■ Prompt ■
Output the entries that follow character for character. Leave every image out.

■ Extracted records ■
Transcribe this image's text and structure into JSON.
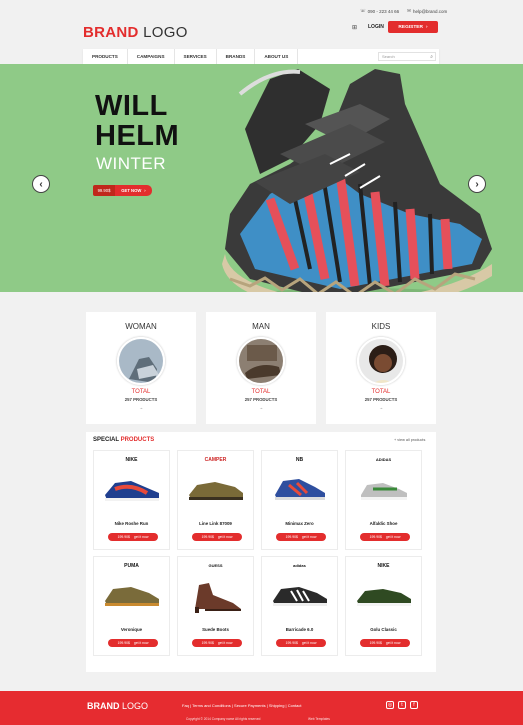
{
  "header": {
    "brand_strong": "BRAND",
    "brand_light": "LOGO",
    "phone": "090 - 223 44 66",
    "email": "help@brand.com",
    "login_label": "LOGIN",
    "register_label": "REGISTER"
  },
  "nav": {
    "items": [
      "PRODUCTS",
      "CAMPAIGNS",
      "SERVICES",
      "BRANDS",
      "ABOUT US"
    ],
    "search_placeholder": "Search"
  },
  "hero": {
    "title_line1": "WILL",
    "title_line2": "HELM",
    "subtitle": "WINTER",
    "price": "99.90$",
    "cta_label": "GET NOW",
    "bg_color": "#8fca87"
  },
  "categories": [
    {
      "title": "WOMAN",
      "total_label": "TOTAL",
      "count": "257 PRODUCTS"
    },
    {
      "title": "MAN",
      "total_label": "TOTAL",
      "count": "257 PRODUCTS"
    },
    {
      "title": "KIDS",
      "total_label": "TOTAL",
      "count": "257 PRODUCTS"
    }
  ],
  "special": {
    "title_a": "SPECIAL",
    "title_b": "PRODUCTS",
    "view_all": "+ view all products",
    "products": [
      {
        "brand": "NIKE",
        "name": "Nike Roshe Run",
        "price": "199.90$",
        "cta": "get it now"
      },
      {
        "brand": "CAMPER",
        "name": "Line Link 87009",
        "price": "199.90$",
        "cta": "get it now"
      },
      {
        "brand": "NB",
        "name": "Minimax Zero",
        "price": "199.90$",
        "cta": "get it now"
      },
      {
        "brand": "ADIDAS",
        "name": "Alfaldic Shoe",
        "price": "199.90$",
        "cta": "get it now"
      },
      {
        "brand": "PUMA",
        "name": "Veronique",
        "price": "199.90$",
        "cta": "get it now"
      },
      {
        "brand": "GUESS",
        "name": "Suede Boots",
        "price": "199.90$",
        "cta": "get it now"
      },
      {
        "brand": "adidas",
        "name": "Barricade 6.0",
        "price": "199.90$",
        "cta": "get it now"
      },
      {
        "brand": "NIKE",
        "name": "Golu Classic",
        "price": "199.90$",
        "cta": "get it now"
      }
    ]
  },
  "footer": {
    "brand_strong": "BRAND",
    "brand_light": "LOGO",
    "links": "Faq | Terms and Conditions | Secure Payments | Shipping | Contact",
    "copyright": "Copyright © 2014 Company name All rights reserved",
    "credit": "Web Templates",
    "accent": "#e62c30"
  }
}
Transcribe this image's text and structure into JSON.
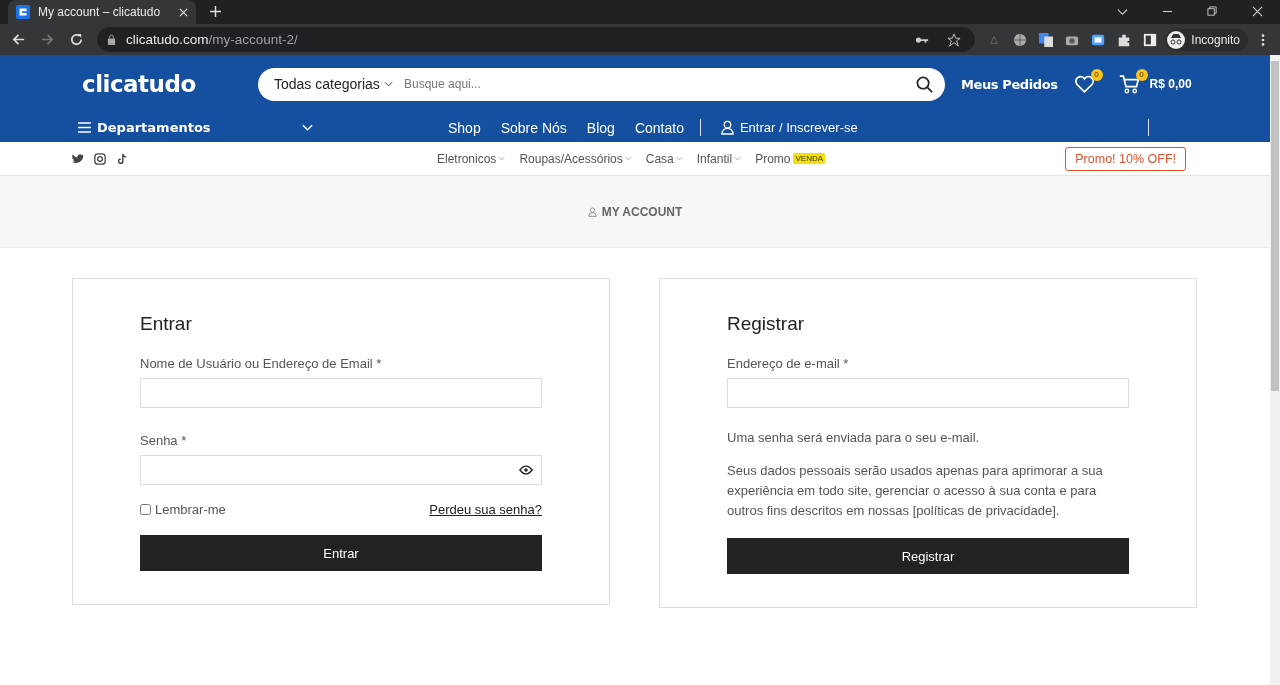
{
  "browser": {
    "tab_title": "My account – clicatudo",
    "url_host": "clicatudo.com",
    "url_path": "/my-account-2/",
    "profile_label": "Incognito"
  },
  "header": {
    "logo": "clicatudo",
    "category_select": "Todas categorias",
    "search_placeholder": "Busque aqui...",
    "orders_link": "Meus Pedidos",
    "wishlist_count": "0",
    "cart_count": "0",
    "cart_total": "R$ 0,00"
  },
  "nav": {
    "departments": "Departamentos",
    "links": [
      "Shop",
      "Sobre Nós",
      "Blog",
      "Contato"
    ],
    "account_link": "Entrar / Inscrever-se"
  },
  "subnav": {
    "categories": [
      {
        "label": "Eletronicos",
        "kind": "dropdown"
      },
      {
        "label": "Roupas/Acessórios",
        "kind": "dropdown"
      },
      {
        "label": "Casa",
        "kind": "dropdown"
      },
      {
        "label": "Infantil",
        "kind": "dropdown"
      },
      {
        "label": "Promo",
        "kind": "badge",
        "badge": "VENDA"
      }
    ],
    "promo_button": "Promo! 10% OFF!"
  },
  "page_title": "MY ACCOUNT",
  "login": {
    "title": "Entrar",
    "fields": [
      {
        "label": "Nome de Usuário ou Endereço de Email *",
        "kind": "text"
      },
      {
        "label": "Senha *",
        "kind": "password"
      }
    ],
    "remember": {
      "label": "Lembrar-me",
      "checked": false
    },
    "forgot_link": "Perdeu sua senha?",
    "button": "Entrar"
  },
  "register": {
    "title": "Registrar",
    "field_label": "Endereço de e-mail *",
    "note": "Uma senha será enviada para o seu e-mail.",
    "privacy": "Seus dados pessoais serão usados apenas para aprimorar a sua experiência em todo site, gerenciar o acesso à sua conta e para outros fins descritos em nossas [políticas de privacidade].",
    "button": "Registrar"
  }
}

■ Your solution ■
Transcribe this image's text and structure into JSON.
{
  "header": {
    "brand_strong": "BRAND",
    "brand_light": "LOGO",
    "phone": "090 - 223 44 66",
    "email": "help@brand.com",
    "login_label": "LOGIN",
    "register_label": "REGISTER"
  },
  "nav": {
    "items": [
      "PRODUCTS",
      "CAMPAIGNS",
      "SERVICES",
      "BRANDS",
      "ABOUT US"
    ],
    "search_placeholder": "Search"
  },
  "hero": {
    "title_line1": "WILL",
    "title_line2": "HELM",
    "subtitle": "WINTER",
    "price": "99.90$",
    "cta_label": "GET NOW",
    "bg_color": "#8fca87"
  },
  "categories": [
    {
      "title": "WOMAN",
      "total_label": "TOTAL",
      "count": "257 PRODUCTS"
    },
    {
      "title": "MAN",
      "total_label": "TOTAL",
      "count": "257 PRODUCTS"
    },
    {
      "title": "KIDS",
      "total_label": "TOTAL",
      "count": "257 PRODUCTS"
    }
  ],
  "special": {
    "title_a": "SPECIAL",
    "title_b": "PRODUCTS",
    "view_all": "+ view all products",
    "products": [
      {
        "brand": "NIKE",
        "name": "Nike Roshe Run",
        "price": "199.90$",
        "cta": "get it now"
      },
      {
        "brand": "CAMPER",
        "name": "Line Link 87009",
        "price": "199.90$",
        "cta": "get it now"
      },
      {
        "brand": "NB",
        "name": "Minimax Zero",
        "price": "199.90$",
        "cta": "get it now"
      },
      {
        "brand": "ADIDAS",
        "name": "Alfaldic Shoe",
        "price": "199.90$",
        "cta": "get it now"
      },
      {
        "brand": "PUMA",
        "name": "Veronique",
        "price": "199.90$",
        "cta": "get it now"
      },
      {
        "brand": "GUESS",
        "name": "Suede Boots",
        "price": "199.90$",
        "cta": "get it now"
      },
      {
        "brand": "adidas",
        "name": "Barricade 6.0",
        "price": "199.90$",
        "cta": "get it now"
      },
      {
        "brand": "NIKE",
        "name": "Golu Classic",
        "price": "199.90$",
        "cta": "get it now"
      }
    ]
  },
  "footer": {
    "brand_strong": "BRAND",
    "brand_light": "LOGO",
    "links": "Faq | Terms and Conditions | Secure Payments | Shipping | Contact",
    "copyright": "Copyright © 2014 Company name All rights reserved",
    "credit": "Web Templates",
    "accent": "#e62c30"
  }
}
Transcribe this image's text and structure into JSON.
{
  "browser": {
    "tab_title": "My account – clicatudo",
    "url_host": "clicatudo.com",
    "url_path": "/my-account-2/",
    "profile_label": "Incognito"
  },
  "header": {
    "logo": "clicatudo",
    "category_select": "Todas categorias",
    "search_placeholder": "Busque aqui...",
    "orders_link": "Meus Pedidos",
    "wishlist_count": "0",
    "cart_count": "0",
    "cart_total": "R$ 0,00"
  },
  "nav": {
    "departments": "Departamentos",
    "links": [
      "Shop",
      "Sobre Nós",
      "Blog",
      "Contato"
    ],
    "account_link": "Entrar / Inscrever-se"
  },
  "subnav": {
    "categories": [
      {
        "label": "Eletronicos",
        "kind": "dropdown"
      },
      {
        "label": "Roupas/Acessórios",
        "kind": "dropdown"
      },
      {
        "label": "Casa",
        "kind": "dropdown"
      },
      {
        "label": "Infantil",
        "kind": "dropdown"
      },
      {
        "label": "Promo",
        "kind": "badge",
        "badge": "VENDA"
      }
    ],
    "promo_button": "Promo! 10% OFF!"
  },
  "page_title": "MY ACCOUNT",
  "login": {
    "title": "Entrar",
    "fields": [
      {
        "label": "Nome de Usuário ou Endereço de Email *",
        "kind": "text"
      },
      {
        "label": "Senha *",
        "kind": "password"
      }
    ],
    "remember": {
      "label": "Lembrar-me",
      "checked": false
    },
    "forgot_link": "Perdeu sua senha?",
    "button": "Entrar"
  },
  "register": {
    "title": "Registrar",
    "field_label": "Endereço de e-mail *",
    "note": "Uma senha será enviada para o seu e-mail.",
    "privacy": "Seus dados pessoais serão usados apenas para aprimorar a sua experiência em todo site, gerenciar o acesso à sua conta e para outros fins descritos em nossas [políticas de privacidade].",
    "button": "Registrar"
  }
}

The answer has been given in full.